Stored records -
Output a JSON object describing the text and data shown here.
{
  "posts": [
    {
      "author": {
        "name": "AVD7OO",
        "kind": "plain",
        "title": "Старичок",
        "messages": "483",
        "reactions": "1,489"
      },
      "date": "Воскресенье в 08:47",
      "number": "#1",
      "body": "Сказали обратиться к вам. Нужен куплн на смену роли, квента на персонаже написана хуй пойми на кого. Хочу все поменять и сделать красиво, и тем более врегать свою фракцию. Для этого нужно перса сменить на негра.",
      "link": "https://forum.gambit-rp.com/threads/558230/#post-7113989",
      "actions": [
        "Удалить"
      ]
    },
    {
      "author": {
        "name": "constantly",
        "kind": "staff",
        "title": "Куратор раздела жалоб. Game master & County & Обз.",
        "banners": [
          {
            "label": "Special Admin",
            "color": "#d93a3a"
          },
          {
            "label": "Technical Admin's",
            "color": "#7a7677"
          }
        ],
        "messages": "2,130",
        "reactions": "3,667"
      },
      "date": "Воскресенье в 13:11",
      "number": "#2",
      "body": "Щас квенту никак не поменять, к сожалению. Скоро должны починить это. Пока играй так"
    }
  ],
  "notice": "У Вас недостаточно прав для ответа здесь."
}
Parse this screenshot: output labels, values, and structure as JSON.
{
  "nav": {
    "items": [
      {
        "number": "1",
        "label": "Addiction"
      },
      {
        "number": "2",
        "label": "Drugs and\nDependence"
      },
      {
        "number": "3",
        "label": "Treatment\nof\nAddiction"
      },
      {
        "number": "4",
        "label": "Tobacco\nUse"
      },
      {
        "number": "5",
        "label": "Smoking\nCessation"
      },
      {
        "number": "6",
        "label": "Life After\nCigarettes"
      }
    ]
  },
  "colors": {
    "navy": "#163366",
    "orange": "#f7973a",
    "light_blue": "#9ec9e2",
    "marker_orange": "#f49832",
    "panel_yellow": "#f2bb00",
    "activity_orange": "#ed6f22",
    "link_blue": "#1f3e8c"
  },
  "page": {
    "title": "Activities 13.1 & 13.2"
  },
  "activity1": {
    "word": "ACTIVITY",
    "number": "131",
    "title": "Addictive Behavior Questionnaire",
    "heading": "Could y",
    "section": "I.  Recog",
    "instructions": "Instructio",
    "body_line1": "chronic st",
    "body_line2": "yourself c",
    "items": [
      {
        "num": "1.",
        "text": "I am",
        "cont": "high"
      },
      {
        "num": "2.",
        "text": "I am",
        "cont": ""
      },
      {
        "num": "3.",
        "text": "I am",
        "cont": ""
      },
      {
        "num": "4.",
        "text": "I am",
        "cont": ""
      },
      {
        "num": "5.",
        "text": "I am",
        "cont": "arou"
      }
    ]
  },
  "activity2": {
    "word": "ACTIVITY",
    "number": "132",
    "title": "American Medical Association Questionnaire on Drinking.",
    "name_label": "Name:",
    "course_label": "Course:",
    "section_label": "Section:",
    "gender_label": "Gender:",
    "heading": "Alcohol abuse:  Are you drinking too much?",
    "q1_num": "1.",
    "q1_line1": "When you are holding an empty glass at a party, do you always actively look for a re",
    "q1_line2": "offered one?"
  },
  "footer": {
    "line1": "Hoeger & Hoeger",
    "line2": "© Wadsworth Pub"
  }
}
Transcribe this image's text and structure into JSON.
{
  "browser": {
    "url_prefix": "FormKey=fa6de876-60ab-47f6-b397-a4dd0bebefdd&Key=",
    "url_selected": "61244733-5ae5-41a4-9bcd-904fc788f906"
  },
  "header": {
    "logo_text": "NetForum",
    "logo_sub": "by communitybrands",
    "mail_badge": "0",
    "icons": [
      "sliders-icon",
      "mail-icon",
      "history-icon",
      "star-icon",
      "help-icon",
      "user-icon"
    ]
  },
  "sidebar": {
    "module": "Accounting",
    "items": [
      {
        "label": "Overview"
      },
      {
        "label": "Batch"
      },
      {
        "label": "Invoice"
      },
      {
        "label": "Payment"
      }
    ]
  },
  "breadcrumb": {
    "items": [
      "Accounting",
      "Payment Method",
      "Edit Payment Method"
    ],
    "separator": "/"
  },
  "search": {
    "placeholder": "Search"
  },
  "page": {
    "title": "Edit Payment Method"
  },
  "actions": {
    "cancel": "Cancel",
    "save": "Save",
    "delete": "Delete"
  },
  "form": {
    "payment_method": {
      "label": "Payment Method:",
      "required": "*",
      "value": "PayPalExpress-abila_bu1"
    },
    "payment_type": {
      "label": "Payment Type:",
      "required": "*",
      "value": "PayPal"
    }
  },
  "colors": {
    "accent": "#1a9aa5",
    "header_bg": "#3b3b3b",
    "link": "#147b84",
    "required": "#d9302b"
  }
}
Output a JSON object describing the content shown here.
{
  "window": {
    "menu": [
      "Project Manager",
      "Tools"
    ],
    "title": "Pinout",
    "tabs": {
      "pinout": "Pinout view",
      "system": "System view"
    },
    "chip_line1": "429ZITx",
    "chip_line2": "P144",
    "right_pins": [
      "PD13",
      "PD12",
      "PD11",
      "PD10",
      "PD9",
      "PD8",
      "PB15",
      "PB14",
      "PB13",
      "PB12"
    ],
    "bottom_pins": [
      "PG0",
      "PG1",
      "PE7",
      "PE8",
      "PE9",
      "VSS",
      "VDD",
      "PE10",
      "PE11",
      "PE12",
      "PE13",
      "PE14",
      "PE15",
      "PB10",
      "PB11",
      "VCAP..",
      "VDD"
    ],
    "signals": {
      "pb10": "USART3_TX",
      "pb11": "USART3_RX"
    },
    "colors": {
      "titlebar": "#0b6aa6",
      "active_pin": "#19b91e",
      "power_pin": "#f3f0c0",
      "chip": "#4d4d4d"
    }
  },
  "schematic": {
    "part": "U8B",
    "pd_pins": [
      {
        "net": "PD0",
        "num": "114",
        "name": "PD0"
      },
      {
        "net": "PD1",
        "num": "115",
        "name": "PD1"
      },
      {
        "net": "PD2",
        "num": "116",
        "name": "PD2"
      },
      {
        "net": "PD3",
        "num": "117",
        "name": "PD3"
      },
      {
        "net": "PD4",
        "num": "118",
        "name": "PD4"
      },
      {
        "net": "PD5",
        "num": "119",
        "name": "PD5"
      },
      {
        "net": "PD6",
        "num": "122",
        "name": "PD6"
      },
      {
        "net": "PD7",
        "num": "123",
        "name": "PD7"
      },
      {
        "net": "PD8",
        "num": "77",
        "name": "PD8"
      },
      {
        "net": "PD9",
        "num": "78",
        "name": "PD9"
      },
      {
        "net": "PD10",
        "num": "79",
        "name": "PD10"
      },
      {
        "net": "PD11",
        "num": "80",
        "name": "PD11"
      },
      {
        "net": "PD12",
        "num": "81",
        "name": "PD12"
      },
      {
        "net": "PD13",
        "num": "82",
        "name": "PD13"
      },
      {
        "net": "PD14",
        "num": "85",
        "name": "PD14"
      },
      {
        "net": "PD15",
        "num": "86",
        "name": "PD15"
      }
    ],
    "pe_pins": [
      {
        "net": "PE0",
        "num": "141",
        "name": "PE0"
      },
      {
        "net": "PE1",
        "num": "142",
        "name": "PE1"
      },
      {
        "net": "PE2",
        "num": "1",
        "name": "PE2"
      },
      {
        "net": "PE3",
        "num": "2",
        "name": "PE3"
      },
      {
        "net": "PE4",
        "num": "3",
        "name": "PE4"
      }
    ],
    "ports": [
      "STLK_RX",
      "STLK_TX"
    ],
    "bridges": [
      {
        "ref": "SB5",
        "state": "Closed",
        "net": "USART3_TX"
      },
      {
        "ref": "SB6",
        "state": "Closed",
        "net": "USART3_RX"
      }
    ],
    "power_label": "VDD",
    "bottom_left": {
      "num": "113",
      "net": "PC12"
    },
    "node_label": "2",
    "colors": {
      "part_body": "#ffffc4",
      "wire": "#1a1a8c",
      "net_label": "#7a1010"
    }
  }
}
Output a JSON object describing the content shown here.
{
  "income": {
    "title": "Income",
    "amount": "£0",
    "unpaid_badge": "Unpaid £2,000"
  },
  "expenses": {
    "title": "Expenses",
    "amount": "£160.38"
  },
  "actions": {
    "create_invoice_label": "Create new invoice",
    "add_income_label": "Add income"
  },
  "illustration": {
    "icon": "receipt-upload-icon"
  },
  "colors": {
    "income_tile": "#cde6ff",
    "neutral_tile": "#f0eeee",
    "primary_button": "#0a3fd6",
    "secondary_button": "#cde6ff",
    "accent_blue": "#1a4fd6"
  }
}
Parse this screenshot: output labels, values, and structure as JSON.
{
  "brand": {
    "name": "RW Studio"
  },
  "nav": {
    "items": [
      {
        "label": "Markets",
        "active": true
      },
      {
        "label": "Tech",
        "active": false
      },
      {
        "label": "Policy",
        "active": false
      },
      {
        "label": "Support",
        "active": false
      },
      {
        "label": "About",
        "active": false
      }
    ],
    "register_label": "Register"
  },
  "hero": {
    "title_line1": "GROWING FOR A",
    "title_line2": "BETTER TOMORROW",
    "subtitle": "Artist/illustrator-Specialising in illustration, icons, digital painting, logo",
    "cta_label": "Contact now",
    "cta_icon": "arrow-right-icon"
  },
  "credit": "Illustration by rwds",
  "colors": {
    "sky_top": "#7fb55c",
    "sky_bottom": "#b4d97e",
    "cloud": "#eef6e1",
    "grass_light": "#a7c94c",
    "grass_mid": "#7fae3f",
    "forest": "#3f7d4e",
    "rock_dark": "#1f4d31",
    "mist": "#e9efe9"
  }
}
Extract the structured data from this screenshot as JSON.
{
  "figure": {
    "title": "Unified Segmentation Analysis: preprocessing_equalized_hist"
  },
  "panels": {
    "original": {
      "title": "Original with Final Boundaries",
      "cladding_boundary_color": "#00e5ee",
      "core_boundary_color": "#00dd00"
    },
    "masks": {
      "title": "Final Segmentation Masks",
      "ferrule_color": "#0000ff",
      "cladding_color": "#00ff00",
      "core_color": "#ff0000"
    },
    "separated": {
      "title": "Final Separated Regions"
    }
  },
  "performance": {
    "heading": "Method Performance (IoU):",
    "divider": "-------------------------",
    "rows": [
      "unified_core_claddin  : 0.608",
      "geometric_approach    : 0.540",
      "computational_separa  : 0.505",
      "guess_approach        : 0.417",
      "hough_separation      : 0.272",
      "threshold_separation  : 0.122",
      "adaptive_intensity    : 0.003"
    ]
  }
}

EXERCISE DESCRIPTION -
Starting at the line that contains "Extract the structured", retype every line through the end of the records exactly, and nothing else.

SOLUTION TO THIS PROBLEM -
Extract the structured data from this screenshot as JSON.
{
  "figure": {
    "title": "Unified Segmentation Analysis: preprocessing_equalized_hist"
  },
  "panels": {
    "original": {
      "title": "Original with Final Boundaries",
      "cladding_boundary_color": "#00e5ee",
      "core_boundary_color": "#00dd00"
    },
    "masks": {
      "title": "Final Segmentation Masks",
      "ferrule_color": "#0000ff",
      "cladding_color": "#00ff00",
      "core_color": "#ff0000"
    },
    "separated": {
      "title": "Final Separated Regions"
    }
  },
  "performance": {
    "heading": "Method Performance (IoU):",
    "divider": "-------------------------",
    "rows": [
      "unified_core_claddin  : 0.608",
      "geometric_approach    : 0.540",
      "computational_separa  : 0.505",
      "guess_approach        : 0.417",
      "hough_separation      : 0.272",
      "threshold_separation  : 0.122",
      "adaptive_intensity    : 0.003"
    ]
  }
}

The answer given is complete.